The experience is no doubt visceral. The wind against your face as you speed in this open, vintage-inspired vehicle is evocative of the raw racing thrills in early Mille Miglia. But this is no traditional roadster. In fact, it is quite an odd vehicle. With three wheels, it is neither motorcycle, tricycle nor car. It is a rather offbeat expression of the automobile made by Vanderhall, a boutique company based in Provo, Utah.
The company specializes in a unique niche: “hand-made three-wheeled autocycles created for sports driving, touring, commuting and city driving.” Their Vanderhall Laguna model put them on the automotive map. Their latest creation, the 2019 Venice Speedster, a turbocharged, single-seat three-wheeler has a design that looks both classic and futuristic. Vanderhall calls these three-wheeled oddities “autocycles,” a marketing term they coined that denotes “neither this, nor that, but a little of both.” This car, err autocycle, is all about rewriting the rules. It contains design and function elements both old and new.
There is no door, for instance, requiring a bit of flexibility to get into the cockpit. Once in there, you are presented with two shift knobs, one on the floor and another on the left. As conventionally expected, one shifter is for selecting gears. The other functions as a sequential shifter for the autocycle’s six-speed automatic. Confused already? The Speedster is derived from another Vanderhall autocycle, the Venice. Released in 2017, the 180-horsepower Venice had a GM 1.4-liter turbocharged engine and a GM 6-speed automatic transmission.

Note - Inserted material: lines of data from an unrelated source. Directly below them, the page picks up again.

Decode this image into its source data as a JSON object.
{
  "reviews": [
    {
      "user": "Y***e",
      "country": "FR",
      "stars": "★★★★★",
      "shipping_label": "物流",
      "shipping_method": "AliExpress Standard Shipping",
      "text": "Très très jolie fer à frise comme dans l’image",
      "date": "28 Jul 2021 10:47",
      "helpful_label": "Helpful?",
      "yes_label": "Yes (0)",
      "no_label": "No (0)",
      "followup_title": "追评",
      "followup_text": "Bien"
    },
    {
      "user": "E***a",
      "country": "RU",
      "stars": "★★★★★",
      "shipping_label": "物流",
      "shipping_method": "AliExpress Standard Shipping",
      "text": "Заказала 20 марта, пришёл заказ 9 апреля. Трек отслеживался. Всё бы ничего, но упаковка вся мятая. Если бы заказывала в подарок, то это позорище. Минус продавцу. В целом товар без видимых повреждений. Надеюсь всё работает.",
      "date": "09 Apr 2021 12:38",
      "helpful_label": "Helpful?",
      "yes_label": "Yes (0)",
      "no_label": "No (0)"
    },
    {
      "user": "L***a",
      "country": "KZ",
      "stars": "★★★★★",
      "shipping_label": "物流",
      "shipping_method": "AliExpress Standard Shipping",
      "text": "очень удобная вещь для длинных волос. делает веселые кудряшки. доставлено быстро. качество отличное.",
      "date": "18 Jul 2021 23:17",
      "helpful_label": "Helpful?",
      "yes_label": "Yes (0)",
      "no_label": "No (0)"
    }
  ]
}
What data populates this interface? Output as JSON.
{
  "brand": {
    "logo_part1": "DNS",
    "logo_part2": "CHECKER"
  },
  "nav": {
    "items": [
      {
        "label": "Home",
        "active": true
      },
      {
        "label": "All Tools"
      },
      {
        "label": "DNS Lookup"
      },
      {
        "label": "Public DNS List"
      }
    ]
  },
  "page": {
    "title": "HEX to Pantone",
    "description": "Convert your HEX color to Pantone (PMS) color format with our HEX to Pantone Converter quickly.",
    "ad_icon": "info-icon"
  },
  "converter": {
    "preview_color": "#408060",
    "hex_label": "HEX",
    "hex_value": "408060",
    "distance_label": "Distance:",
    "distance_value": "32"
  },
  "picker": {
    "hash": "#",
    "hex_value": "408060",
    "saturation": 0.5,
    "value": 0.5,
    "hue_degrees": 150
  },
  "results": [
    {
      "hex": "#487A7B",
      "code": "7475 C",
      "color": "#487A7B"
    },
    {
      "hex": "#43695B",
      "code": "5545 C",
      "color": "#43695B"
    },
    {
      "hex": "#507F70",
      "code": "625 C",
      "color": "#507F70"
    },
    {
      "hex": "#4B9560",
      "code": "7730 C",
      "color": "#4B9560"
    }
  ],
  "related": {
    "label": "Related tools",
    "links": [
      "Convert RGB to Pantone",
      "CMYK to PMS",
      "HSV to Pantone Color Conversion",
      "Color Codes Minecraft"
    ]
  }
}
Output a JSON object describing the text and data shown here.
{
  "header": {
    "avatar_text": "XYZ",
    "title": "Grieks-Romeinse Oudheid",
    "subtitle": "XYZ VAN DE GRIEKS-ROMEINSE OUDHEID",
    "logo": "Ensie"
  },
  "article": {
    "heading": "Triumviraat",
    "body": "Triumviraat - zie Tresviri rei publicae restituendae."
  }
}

There was an optional sequential manual shifter version. It had disc brakes, a composite body, step-over beltline in lieu of doors, and quite surprisingly, room for two. The Speedster, on the other hand, is a single seater. With 180 horses on tap and around 185 pounds/feet of torque, this vehicle is not to be scoffed at for speed. Factor in a curb weight of 1430-pounds and you have modern supercar performance. The Speedster is described as a ‘minimalistic iteration of the Venice”. If Vanderhall’s self-described attempt at “neither this, nor that, but a little of both,” appeals to you, then the Venice Speedster is likely your kind of machine.